By Michael Moynihan - Irish Examiner
GAA PRESIDENT Sean Kelly yesterday expressed
his "concern" over one-sided NHL matches
while pointing out that the Hurling Development
Committee's plans for the future were designed
to improve standards at all levels of the game.
Wexford demolished Down by 41 points on Saturday,
prompting Wexford manager Seamus Murphy to say
such games were no good for hurling, while Dublin
lost to Kilkenny by 22 points, and Kelly acknowledged
that the heavy defeats were worrying.
"It's something that's been happening
for some time," said Kelly. "The margin
of victory is certainly bigger and though you'd
want to know what the likes of Down think about
losing games like that before drawing conclusions,
there's no doubt that it's a concern.
"That's the kind of issue the hurling
development committee are seeking to address
in their new plan."
Kelly is keen to point out that the plans for
hurling apply to different areas within the
sport: the elite inter-county element, developing
the second tier of counties and casual participation
"You have to have a mixture for the sport.
The senior inter-county championship is obviously
what people judge the game on, and the more
competitive that is, the more counties are involved,
the better for the promotion of the sport.
"For instance, Michael Greenan of the
Ulster Council has said that at U14 level, at
the Feile na nGael, Ulster counties can compete
with the traditional hurling counties, but by
the time they get to minor level the gap has
"They just don't have that constant exposure
to high-level hurling, so their speed and first
touch aren't as good."
Kelly welcomed the recent announcement that
Kerry club Kilmoyley are to compete in the Cork
City Division minor hurling grade.
"There has to be more cross-county interaction
like that, because if you're used to a higher
standard your skills and your attitude will
While hurling isn't a sport that lends itself
automatically to casual games of five-a-side,
Kelly and others in Croke Park are trying to
think laterally to encourage participation.
"You have to have people playing the game.
"In some big-ball games it's easier to
close the gap in terms of skill, and a less
skilful team can hold a skilful team.
"In hurling, a little extra skill makes
a big difference, and if a team has a little
extra skill all over the field that can lead
to an inordinate difference in scoring. Still,
the social and recreational group in Croke Park
is looking at hurling as a social game, which
would obviously bring benefits in participation."
One disadvantage hurling suffers from is obvious:

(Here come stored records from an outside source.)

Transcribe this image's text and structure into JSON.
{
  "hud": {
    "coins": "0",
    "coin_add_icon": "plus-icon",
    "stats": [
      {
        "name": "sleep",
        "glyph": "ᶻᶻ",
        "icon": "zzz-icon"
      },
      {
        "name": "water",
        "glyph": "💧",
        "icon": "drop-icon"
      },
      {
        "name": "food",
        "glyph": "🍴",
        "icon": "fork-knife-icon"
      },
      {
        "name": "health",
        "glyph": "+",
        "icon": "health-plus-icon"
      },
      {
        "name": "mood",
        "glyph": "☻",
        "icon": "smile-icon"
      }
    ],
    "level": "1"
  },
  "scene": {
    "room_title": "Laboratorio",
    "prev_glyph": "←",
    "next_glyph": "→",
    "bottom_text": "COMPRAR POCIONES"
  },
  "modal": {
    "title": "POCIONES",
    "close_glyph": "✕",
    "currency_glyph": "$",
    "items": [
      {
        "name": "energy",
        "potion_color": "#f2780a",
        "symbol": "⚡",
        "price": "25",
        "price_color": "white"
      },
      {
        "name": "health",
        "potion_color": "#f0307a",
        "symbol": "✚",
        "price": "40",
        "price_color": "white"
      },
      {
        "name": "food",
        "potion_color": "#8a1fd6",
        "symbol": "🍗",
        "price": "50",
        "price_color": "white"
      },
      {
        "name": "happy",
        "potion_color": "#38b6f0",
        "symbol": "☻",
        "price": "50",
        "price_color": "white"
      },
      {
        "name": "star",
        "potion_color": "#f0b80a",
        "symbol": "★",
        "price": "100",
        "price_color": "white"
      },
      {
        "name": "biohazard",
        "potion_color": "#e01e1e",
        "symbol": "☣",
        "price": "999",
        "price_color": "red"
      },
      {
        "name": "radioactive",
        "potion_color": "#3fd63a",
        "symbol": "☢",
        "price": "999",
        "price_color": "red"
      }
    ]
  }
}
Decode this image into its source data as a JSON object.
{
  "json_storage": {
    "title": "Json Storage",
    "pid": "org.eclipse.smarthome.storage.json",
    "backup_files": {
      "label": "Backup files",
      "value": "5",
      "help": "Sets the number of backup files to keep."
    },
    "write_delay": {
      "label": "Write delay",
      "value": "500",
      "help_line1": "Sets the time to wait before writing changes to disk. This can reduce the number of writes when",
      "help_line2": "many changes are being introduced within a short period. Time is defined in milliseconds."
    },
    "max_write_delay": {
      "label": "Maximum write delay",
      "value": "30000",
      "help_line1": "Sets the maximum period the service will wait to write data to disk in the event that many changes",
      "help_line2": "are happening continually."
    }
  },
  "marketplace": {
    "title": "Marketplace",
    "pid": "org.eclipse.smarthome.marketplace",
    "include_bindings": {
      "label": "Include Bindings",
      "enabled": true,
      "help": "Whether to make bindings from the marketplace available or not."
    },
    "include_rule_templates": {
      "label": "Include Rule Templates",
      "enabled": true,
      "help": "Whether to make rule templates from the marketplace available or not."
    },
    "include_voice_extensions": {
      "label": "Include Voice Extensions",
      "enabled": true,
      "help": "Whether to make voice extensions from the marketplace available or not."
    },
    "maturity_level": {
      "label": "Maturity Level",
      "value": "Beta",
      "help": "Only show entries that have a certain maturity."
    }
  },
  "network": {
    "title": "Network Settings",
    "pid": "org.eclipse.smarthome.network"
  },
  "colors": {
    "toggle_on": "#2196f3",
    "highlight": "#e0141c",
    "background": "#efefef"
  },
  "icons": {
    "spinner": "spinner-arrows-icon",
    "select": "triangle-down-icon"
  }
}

it costs more to buy two hurleys and a sliotar
than it does to buy a football. Kelly acknowledges
that funding is needed, but he also points to
the need for measurable progress.
"In fairness, we got €1.5m from the
Government for hurling and we'll be putting
in a similar amount ourselves. The HDC is looking
at issues but we're doing it realistically.
It's not just a matter of drawing up a plan,
the resultant projects are going to be measurable,
with set targets."